The acclaimed poet and Brighton Festival 2020 Guest Director, Lemn Sissay said; “Art saves lives, it literally saves lives. Art is how we translate the human spirit. That’s why you have art and religions. That’s why people sing. That’s why we read poems at funerals and weddings, we need some bridge between the spiritual, the physical, the past, the present, the future.”

Through events like Brighton Festival, young people can explore, discover and participate in the arts. For 30 years the Children’s Parade has officially marked the start of Brighton Festival, with over 5,000 participants, including 3,473 school children, stepping into show stopping costumes they have designed and made themselves. Around 10,000 people come along to see the parade and be part of the largest annual children’s event in the UK. The parade is a unique event produced by community arts organisation, Same Sky, which offers thousands of young people the chance to come together in creations they’ve designed around a central theme, giving them a sense of belonging. In 2020, the Children’s Parade theme is Nature’s Marvels, offering a platform for participants to think more about the world and environment around them.

Stories fire the imagination, invite us to empathise with and understand others, give children the creativity needed to face the world and even the tools to change it. Young City Reads is an annual Brighton Festival and Collected Works CIC reading project. A book is selected for primary school children in Brighton & Hove, Sussex and beyond to read and discuss, culminating in a final event with the book’s author at the Festival in May. In 2019, over 3,000 pupils took part in free weekly activities. For 2020, the chosen book is Malamander by Thomas Taylor, featuring a daring duo Herbert Lemon and Violet Parma who team up to solve the mystery of a legendary sea-monster. This is a chance for schools across the county to foster a love of reading in young people and give support to teaching staff to think outside the box with their curriculum.

Hilary Cooke, Brighton Festival Children’s Literature Producer says; “Children’s book events are an opportunity to turn the private activity of reading into a shared experience. Being in a room with a new (or favourite) author and a group of young readers is quite magical, with laughter, imagination and surprise. Illustrators drawing live on stage create another layer of creativity that is beautiful to watch (and possibly my favourite thing).” Due East, Hangleton and Knoll Project and the community steering committees enable local residents to make their vision come to life in Our Place, a Brighton Festival event that has been running for three years. Pop up performances take place across Hangleton and East Brighton with a community event in each area. Seeing arts and culture being celebrated and given a platform in their own neighbourhood opens the door for young people to think differently about the places they live in.

Brighton Festival offers opportunities for young people in Brighton and beyond to experience groundbreaking, original and spectacular performances by international artists.

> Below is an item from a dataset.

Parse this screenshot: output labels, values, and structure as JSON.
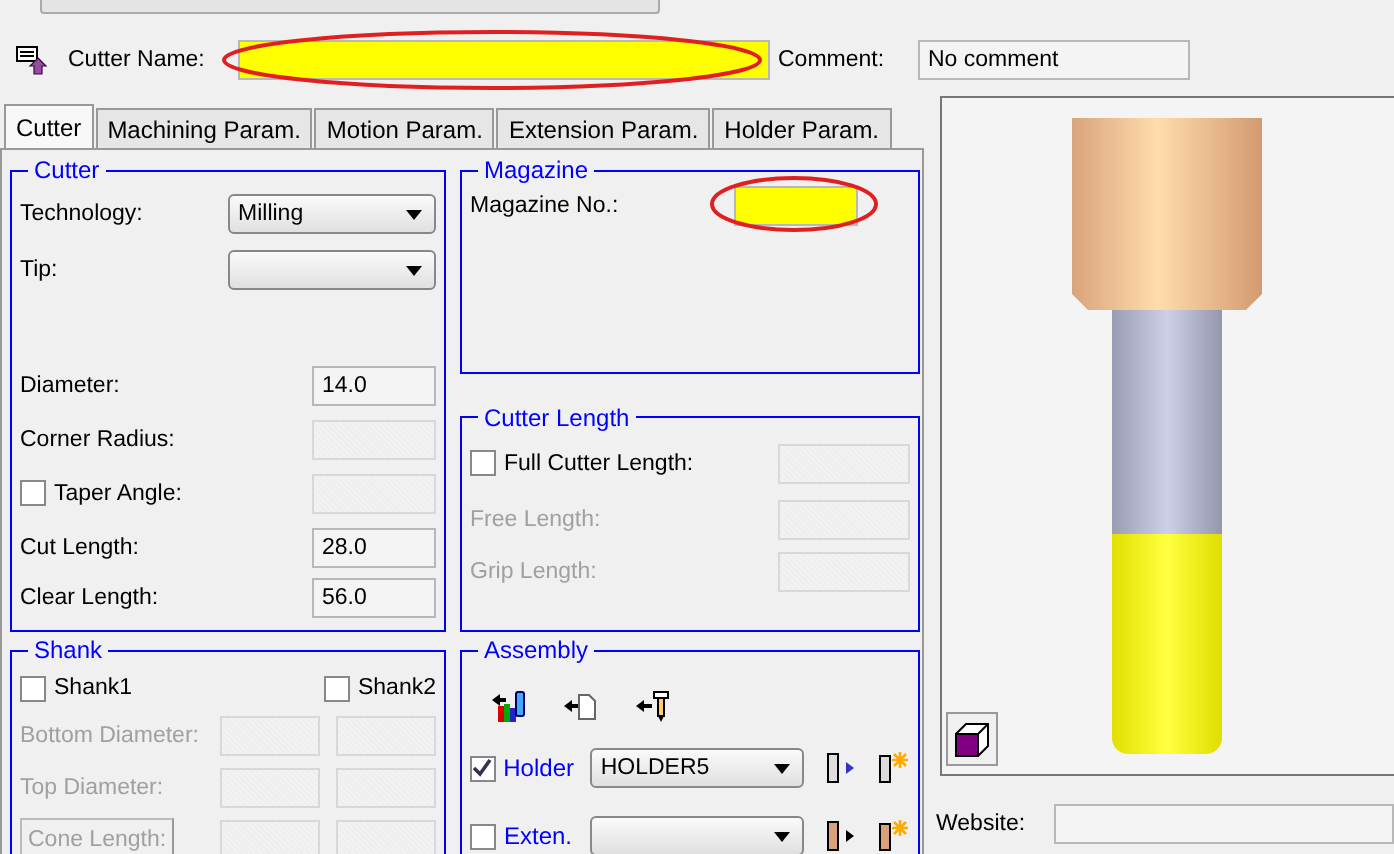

Australian company, Gravity & Other Myths bring a new jaw-dropping circus show bound to blow the minds of aspiring acrobats, Drag Queen Story Time gives children the opportunity to be who they want to be with a LGBTQ friendly storytelling, and hilarious theatre show Slime allows two to five year olds to squish and squelch their way through a tale about a slug and caterpillar.

May is a time of spectacular celebration across the county, with Brighton Fringe, The Great Escape, Artist Open Studios and Charleston Festival in addition to Brighton Festival’s jam-packed programme.

Supporting the next generation of art-goers is integral to Brighton Festival’s spirit and this year’s programme aims to bring a variety of events for children and young people – from infants to Instagrammers. Children of all ages can discover, create and participate in the arts, giving them unexpected and enriching experiences that can be shared with their friends or family. Many events are free, others starting as low as £5 and there are often family offers so the whole clan can come along.

Head to www.brightonfestival.org today to find out what’s happening at Brighton Festival from 2nd to 24th May 2020.